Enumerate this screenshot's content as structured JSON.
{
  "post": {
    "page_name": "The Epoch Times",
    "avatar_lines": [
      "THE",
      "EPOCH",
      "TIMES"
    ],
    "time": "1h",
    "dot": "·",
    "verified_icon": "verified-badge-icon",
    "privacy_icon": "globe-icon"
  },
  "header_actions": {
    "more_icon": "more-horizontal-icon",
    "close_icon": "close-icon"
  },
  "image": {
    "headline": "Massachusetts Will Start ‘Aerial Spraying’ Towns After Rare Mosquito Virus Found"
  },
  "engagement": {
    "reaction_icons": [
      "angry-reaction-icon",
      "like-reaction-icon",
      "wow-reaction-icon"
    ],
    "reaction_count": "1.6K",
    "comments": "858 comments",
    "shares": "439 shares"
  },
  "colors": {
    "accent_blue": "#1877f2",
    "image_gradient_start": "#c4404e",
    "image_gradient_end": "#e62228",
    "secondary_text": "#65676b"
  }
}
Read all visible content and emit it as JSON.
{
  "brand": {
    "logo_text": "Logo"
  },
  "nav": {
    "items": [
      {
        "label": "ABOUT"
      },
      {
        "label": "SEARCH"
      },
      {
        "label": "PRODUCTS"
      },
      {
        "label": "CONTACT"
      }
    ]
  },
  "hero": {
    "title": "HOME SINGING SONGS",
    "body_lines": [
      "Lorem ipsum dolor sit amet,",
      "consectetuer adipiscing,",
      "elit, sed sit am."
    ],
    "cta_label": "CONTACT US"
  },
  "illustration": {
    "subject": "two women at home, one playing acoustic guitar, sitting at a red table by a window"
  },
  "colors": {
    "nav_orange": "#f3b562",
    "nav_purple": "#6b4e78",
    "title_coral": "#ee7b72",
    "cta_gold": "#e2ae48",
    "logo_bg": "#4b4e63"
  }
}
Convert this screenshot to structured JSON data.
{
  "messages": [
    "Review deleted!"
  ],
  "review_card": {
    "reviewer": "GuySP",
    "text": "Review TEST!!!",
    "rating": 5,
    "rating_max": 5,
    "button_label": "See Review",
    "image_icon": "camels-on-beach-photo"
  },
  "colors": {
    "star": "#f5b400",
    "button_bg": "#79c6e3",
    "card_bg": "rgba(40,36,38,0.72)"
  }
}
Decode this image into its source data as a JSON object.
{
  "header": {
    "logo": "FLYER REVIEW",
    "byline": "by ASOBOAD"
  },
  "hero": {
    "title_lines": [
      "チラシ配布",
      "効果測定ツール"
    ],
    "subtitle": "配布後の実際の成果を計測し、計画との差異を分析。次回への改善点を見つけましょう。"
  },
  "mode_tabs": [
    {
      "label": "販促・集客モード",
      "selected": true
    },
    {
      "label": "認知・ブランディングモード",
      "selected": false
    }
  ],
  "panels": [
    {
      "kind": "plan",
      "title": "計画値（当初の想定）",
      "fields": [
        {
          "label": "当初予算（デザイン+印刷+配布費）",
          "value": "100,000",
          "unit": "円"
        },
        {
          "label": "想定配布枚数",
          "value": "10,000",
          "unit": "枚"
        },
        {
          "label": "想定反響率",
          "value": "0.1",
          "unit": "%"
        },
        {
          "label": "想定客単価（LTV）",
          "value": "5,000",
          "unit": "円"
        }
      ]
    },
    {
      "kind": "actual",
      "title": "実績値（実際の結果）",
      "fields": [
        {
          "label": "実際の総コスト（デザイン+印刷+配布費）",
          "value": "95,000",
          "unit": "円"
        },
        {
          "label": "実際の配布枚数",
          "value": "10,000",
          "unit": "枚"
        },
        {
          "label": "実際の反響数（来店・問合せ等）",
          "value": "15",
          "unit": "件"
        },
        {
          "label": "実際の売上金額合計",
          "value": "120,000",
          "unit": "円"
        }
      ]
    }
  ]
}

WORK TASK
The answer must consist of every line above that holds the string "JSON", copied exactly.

RESULT FOR THIS EXERCISE
Enumerate this screenshot's content as structured JSON.
Read all visible content and emit it as JSON.
Convert this screenshot to structured JSON data.
Decode this image into its source data as a JSON object.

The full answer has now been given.